[Start of section]
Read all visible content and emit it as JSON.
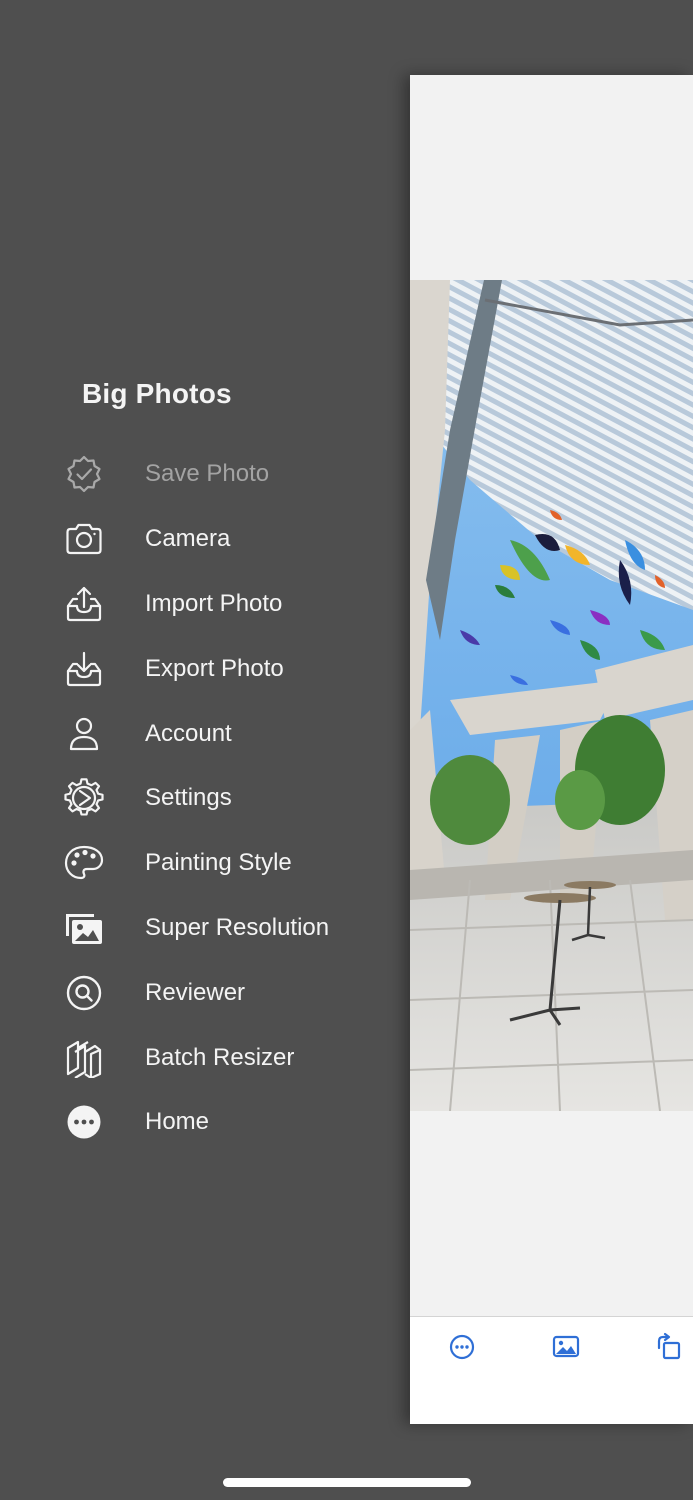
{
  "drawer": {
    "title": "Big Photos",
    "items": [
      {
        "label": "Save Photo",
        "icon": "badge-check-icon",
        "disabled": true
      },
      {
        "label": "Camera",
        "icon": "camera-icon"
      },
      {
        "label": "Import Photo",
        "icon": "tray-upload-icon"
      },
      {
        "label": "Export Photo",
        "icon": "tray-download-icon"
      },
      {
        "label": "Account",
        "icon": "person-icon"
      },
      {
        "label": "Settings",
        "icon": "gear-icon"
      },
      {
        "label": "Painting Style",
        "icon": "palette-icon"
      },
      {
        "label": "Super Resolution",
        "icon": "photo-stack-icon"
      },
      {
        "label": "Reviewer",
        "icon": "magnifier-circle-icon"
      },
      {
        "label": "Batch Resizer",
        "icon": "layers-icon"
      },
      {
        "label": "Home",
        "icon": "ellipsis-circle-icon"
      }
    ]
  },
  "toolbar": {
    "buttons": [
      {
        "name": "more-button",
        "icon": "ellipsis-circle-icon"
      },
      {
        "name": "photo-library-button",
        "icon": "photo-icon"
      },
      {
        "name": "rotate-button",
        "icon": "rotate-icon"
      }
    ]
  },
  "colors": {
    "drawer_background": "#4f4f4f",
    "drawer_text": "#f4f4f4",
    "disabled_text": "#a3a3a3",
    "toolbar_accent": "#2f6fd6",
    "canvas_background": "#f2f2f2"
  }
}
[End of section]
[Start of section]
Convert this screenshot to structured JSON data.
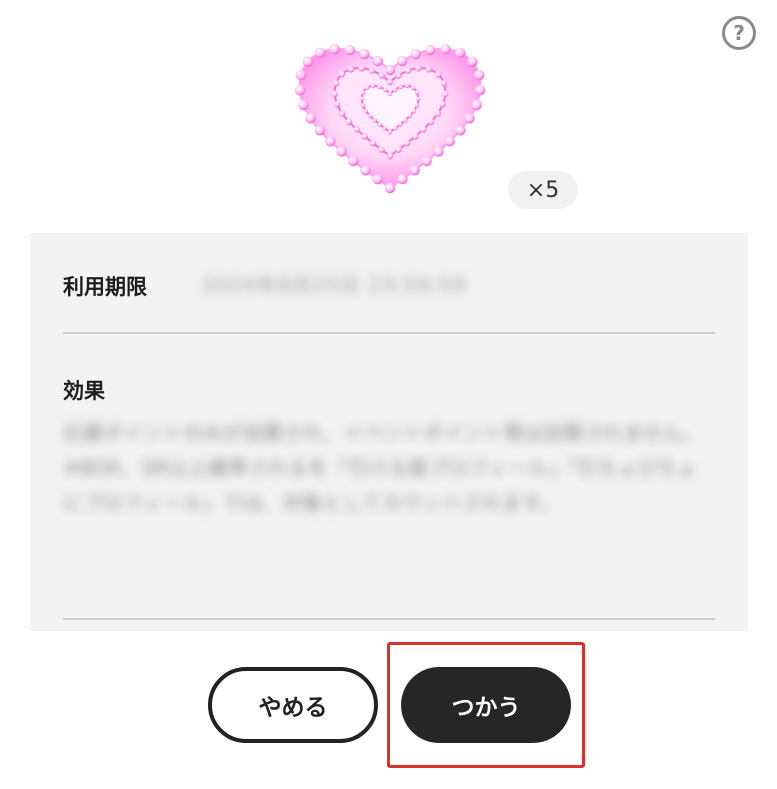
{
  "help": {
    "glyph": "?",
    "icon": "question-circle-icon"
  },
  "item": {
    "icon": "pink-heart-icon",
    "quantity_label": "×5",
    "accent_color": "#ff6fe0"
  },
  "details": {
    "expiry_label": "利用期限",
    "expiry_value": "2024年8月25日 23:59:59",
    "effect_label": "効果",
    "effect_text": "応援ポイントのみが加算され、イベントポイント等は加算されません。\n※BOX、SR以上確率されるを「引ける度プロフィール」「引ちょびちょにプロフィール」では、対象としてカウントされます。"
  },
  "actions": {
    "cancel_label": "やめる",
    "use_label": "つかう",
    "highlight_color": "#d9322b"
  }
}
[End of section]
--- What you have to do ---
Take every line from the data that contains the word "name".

--- Result below ---
        "name": "more-button",
        "name": "photo-library-button",
        "name": "rotate-button",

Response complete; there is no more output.